Chris, I truly admire your non-billboard approach, but I think you need to give yourself a little more credit here. Years from now -- who knows, maybe months after purchase -- there may be no one who can tell where your parts came from. And then -- what?

"What" is they won't buy from you, which will mean less VO wonderfulness around. As for me, small logos are great, no logos bad.

-- Will Rodger

Huh? said...

lyneff said: "How is Chris King's logo any different from that of Sugino, Weinmann, etc?"

Pretty simple: King's logo is way too big (covering the entire product in the case of his headsets), so it looks outrageously ugly. Sugino, Weinmann, etc. don't do that.

Anonyme, please explain to us just how logos "PROTECT CONSUMERS". I've always thought they were there for the benefit of the manufacturer, not as a favor to the public.

lynnef said...

Aesthetics of a logo is always in the eye of the beholder. I think the new Sugino logo is plug-ugly, yet I still bought the crank. :-)

Simplex, now there is an elegant logo...

Logos and trademarks protect the user, in that the user has certain expectations about quality and performance attached to that logo. Knock-offs and counterfeiters try to capitalize on that, which is there are "Foakleys" and "Folexes" offered for sale in some parts of NYC. But the knock-off is often inferior in manufacture and durability. Plus it may be manufactured under conditions that you would be horrified to hear about. In the case of, say Chris King, there are those that like the quality and the country of origin. The properly protected logo/trademark ensures that the purchaser is getting just that.

I think what is being expressed here is not logos bad (except maybe by Chris), but logos that do not appeal to ME (for any number of reasons) bad.

And Chris - you may want to consider a small, tasteful logo. How are people going to find your really cool stuff that they see on other folk's bikes, unless they get a chance to ask them about it, if you've not got a logo? Like, say, when your front bags are available?

Anonymous said...

Speaking strictly as a parent:

What a lovely child.

schroepfer said...

What is the font used in the name "velo orange" on your frames, webpage, etc?

Philip Williamson said...

I'm with Chris on the packaging and logo issues.
Less packaging
, fewer logos.

I used to cut the logos off everything I owned, and most of my bikes we either de-badged or ironically re-badged (big yellow Peugeot mtb with handmade Caterpillar graphics - before CAT actually put their name on bikes and boots).
I no longer remove logos with extreme prejudice, pre-installation, but when I get around to it, a little paint thinner goes a long way.

BUT: This bike is based on the idea that too much of something makes a mockery of it.
Also, deliberate ugliness is kind of beautiful.
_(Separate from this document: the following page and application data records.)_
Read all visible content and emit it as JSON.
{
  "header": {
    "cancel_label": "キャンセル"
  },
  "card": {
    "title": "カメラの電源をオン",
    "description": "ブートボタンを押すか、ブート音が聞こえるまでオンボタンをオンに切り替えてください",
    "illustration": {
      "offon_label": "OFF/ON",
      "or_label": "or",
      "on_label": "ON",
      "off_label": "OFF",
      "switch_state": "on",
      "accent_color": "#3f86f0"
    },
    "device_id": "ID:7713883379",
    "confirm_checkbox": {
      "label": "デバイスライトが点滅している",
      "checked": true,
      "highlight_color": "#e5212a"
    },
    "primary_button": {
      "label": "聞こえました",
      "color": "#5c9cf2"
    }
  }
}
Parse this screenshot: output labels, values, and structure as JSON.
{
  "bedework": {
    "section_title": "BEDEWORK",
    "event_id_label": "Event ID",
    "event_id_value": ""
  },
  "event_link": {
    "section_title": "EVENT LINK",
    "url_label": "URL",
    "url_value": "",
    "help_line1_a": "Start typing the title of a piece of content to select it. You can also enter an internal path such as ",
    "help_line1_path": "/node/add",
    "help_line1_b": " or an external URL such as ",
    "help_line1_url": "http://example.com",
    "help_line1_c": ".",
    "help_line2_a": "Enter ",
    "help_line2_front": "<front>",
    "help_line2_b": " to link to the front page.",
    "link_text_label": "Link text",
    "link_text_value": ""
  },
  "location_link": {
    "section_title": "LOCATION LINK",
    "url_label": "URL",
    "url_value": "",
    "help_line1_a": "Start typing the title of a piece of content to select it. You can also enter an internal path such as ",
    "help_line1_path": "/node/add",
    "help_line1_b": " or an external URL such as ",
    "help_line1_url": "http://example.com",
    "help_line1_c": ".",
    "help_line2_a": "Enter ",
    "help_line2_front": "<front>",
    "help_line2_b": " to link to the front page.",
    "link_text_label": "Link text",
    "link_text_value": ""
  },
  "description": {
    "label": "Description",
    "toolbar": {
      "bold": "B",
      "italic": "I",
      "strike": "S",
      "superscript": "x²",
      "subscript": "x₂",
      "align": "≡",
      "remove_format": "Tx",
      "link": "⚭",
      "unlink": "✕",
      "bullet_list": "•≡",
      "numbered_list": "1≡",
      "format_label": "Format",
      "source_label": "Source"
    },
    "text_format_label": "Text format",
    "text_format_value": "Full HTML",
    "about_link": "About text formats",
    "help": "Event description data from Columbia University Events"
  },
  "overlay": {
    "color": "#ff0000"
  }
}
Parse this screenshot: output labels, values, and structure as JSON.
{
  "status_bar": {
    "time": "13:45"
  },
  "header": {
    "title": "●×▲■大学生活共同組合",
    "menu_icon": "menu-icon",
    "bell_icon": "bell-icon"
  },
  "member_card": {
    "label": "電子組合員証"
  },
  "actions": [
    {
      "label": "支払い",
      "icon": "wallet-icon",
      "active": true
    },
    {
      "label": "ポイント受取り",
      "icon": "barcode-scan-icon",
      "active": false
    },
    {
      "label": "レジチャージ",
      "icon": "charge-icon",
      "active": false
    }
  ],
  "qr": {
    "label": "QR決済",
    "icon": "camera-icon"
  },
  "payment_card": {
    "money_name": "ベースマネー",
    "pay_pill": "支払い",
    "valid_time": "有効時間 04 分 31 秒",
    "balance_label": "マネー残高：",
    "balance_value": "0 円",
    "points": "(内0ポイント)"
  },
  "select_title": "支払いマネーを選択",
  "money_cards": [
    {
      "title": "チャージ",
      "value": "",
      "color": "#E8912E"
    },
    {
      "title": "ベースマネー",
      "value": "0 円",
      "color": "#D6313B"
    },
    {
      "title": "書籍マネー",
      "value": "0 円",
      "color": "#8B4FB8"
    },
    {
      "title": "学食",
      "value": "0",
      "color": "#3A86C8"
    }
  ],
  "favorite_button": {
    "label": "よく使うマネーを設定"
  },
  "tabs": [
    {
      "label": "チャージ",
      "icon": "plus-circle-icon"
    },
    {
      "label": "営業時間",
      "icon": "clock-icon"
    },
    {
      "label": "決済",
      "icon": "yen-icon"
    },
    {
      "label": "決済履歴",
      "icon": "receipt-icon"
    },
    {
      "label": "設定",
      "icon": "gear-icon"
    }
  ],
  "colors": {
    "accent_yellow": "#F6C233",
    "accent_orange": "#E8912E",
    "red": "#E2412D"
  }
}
Well, fun, at least.
I've been thinking it's my "poor man's Pegoretti."